    In 1682, 1776, or 1876, the optimism of Edmund Bacon’s remarkable 1959 vision for Philadelphia’s future—“Philadelphia in the Year 2009”—would have surprised no one. From its founding, Philadelphia’s unfolding futures were consistently dynamic, focusing the energies of colonial expansion, democratic governance, and industrialization in one urban crucible. No other city in America exhibited each trend so dramatically. It was the Centennial Exhibition in Philadelphia in 1876—with the glass and steel dome of its Memorial Hall, its displays of telegraphy and the telephone, its prototype steam automobiles—that first demonstrated to Americans what an industrialized nation might really...

  8. Chapter Five Philadelphia in the Year 2059
    (pp. 112-144)
    Harris M. Steinberg
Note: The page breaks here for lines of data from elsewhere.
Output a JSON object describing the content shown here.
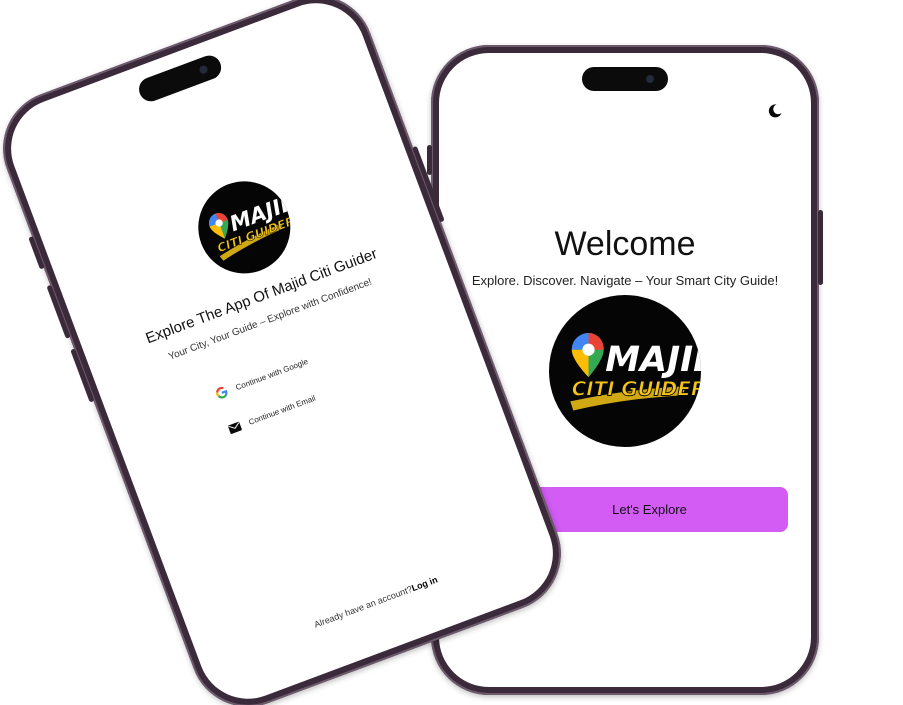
{
  "welcome_screen": {
    "title": "Welcome",
    "subtitle": "Explore. Discover. Navigate – Your Smart City Guide!",
    "explore_button_label": "Let's Explore",
    "theme_toggle_icon": "moon-icon",
    "accent_color": "#d35cf5"
  },
  "login_screen": {
    "title": "Explore The App Of Majid Citi Guider",
    "subtitle": "Your City, Your Guide – Explore with Confidence!",
    "google_button_label": "Continue with Google",
    "google_icon": "google-icon",
    "email_button_label": "Continue with Email",
    "email_icon": "mail-icon",
    "account_prompt": "Already have an account?",
    "login_link": "Log in"
  },
  "logo": {
    "line1": "MAJID",
    "line2": "CITI GUIDER",
    "icon": "map-pin-icon",
    "background_color": "#050505",
    "text_color_top": "#ffffff",
    "text_color_bottom": "#f5c518"
  }
}
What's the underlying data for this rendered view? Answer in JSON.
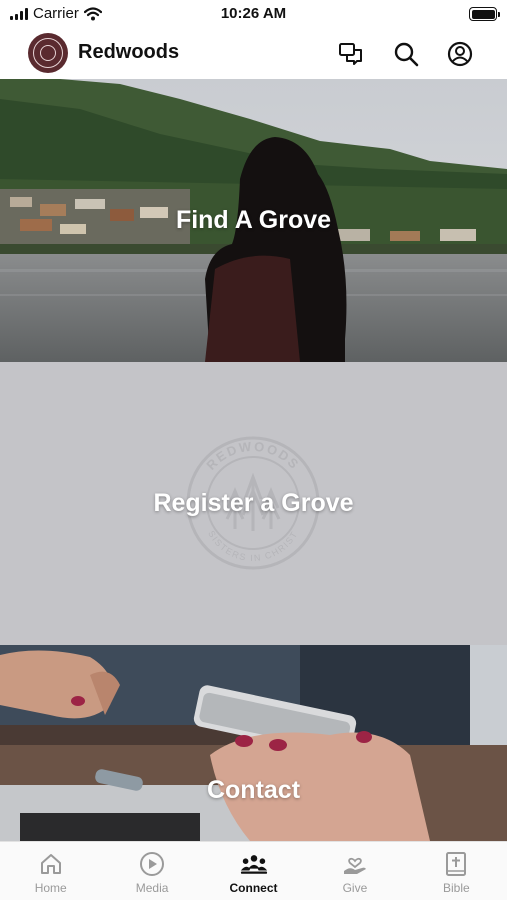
{
  "status_bar": {
    "carrier": "Carrier",
    "time": "10:26 AM"
  },
  "header": {
    "title": "Redwoods",
    "icons": [
      "chat-icon",
      "search-icon",
      "profile-icon"
    ]
  },
  "tiles": [
    {
      "label": "Find A Grove"
    },
    {
      "label": "Register a Grove",
      "watermark": [
        "REDWOODS",
        "SISTERS IN CHRIST"
      ]
    },
    {
      "label": "Contact"
    }
  ],
  "tabs": [
    {
      "label": "Home",
      "icon": "home-icon",
      "active": false
    },
    {
      "label": "Media",
      "icon": "play-icon",
      "active": false
    },
    {
      "label": "Connect",
      "icon": "people-icon",
      "active": true
    },
    {
      "label": "Give",
      "icon": "give-icon",
      "active": false
    },
    {
      "label": "Bible",
      "icon": "bible-icon",
      "active": false
    }
  ],
  "colors": {
    "brand": "#5a2a2f",
    "register_tile_bg": "#c4c4c8",
    "tab_active": "#111111",
    "tab_inactive": "#9a9a9a"
  }
}
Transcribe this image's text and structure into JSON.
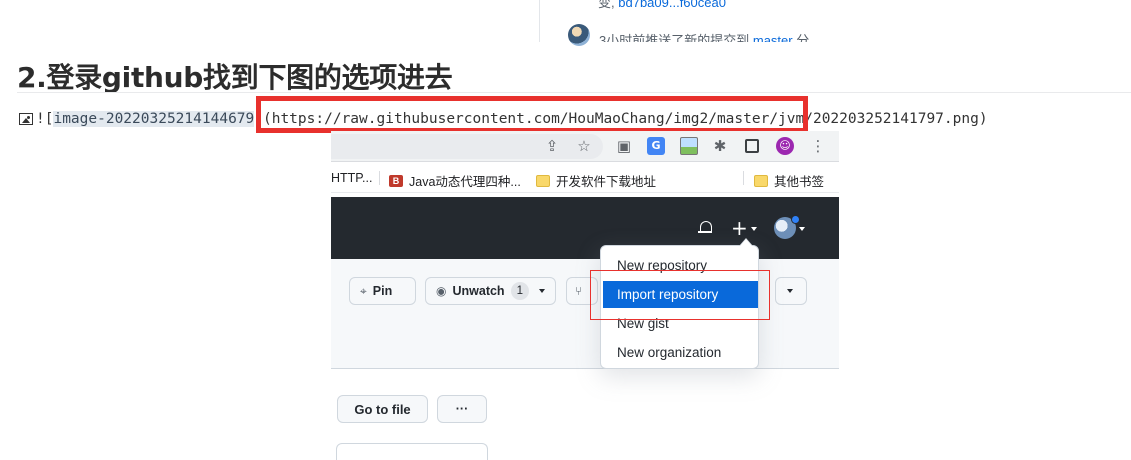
{
  "top_strip": {
    "clipped_commit_prefix": "变,",
    "clipped_commit_sha": "bd7ba09...f60cea0",
    "push_text": "3小时前推送了新的提交到",
    "push_branch": "master",
    "push_suffix": "分"
  },
  "heading": "2.登录github找到下图的选项进去",
  "markdown_line": {
    "prefix": "![",
    "alt_text": "image-20220325214144679",
    "middle": "](https://raw.githubusercontent.com/HouMaoChang/img2/master/jvm/",
    "suffix": "202203252141797.png)"
  },
  "screenshot": {
    "bookmarks": [
      {
        "label": "HTTP..."
      },
      {
        "label": "Java动态代理四种..."
      },
      {
        "label": "开发软件下载地址"
      },
      {
        "label": "其他书签"
      }
    ],
    "buttons": {
      "pin": "Pin",
      "unwatch": "Unwatch",
      "unwatch_count": "1",
      "go_to_file": "Go to file",
      "more": "···"
    },
    "menu": [
      {
        "label": "New repository"
      },
      {
        "label": "Import repository"
      },
      {
        "label": "New gist"
      },
      {
        "label": "New organization"
      }
    ],
    "colors": {
      "highlight_red": "#e8312d",
      "github_header": "#24292f",
      "menu_active": "#0969da"
    }
  }
}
    For nearly 300 years, Philadelphia had a brilliant run.

    From its founding in 1682 by William Penn as a proprietary colonial capital through the heady, federally funded urban renewal days at the end of World War II, Philadelphia was often at the forefront of national and international trends in city planning, public works, technology, industry, and the applied arts. Straddled by two great rivers, the Delaware and the Schuylkill, Philadelphia’s rise to prominence was fueled by the confluence of ideals, leadership, natural resources, and location. Powering America’s ascendancy as the “workshop of the world” from the end of the Civil...

  9. Afterword
    (pp. 145-150)
    Eugenie L. Birch

    Edmund Bacon’s essay, “Philadelphia in the Year 2009,” offers enduring guidance in its first sentence, and it goes on to anticipate a glowing future for the City of Brotherly Love—it provides a vision that centers this book. Bacon’s words also exemplify his career—he was a leader and an “idea man.”

    Like any leader, Bacon was a creature of his education, experiences, and the times. As we know from Gregory Heller, he had studied architecture at Cornell University and a prestigious architectural academy, Cranbrook. But his education went beyond formal instruction; it included the best teachers of all, travel...

  10. Notes
    (pp. 151-170)
  11. List of Contributors
    (pp. 171-172)
  12. Index
    (pp. 173-176)
  13. Acknowledgments
    (pp. 177-178)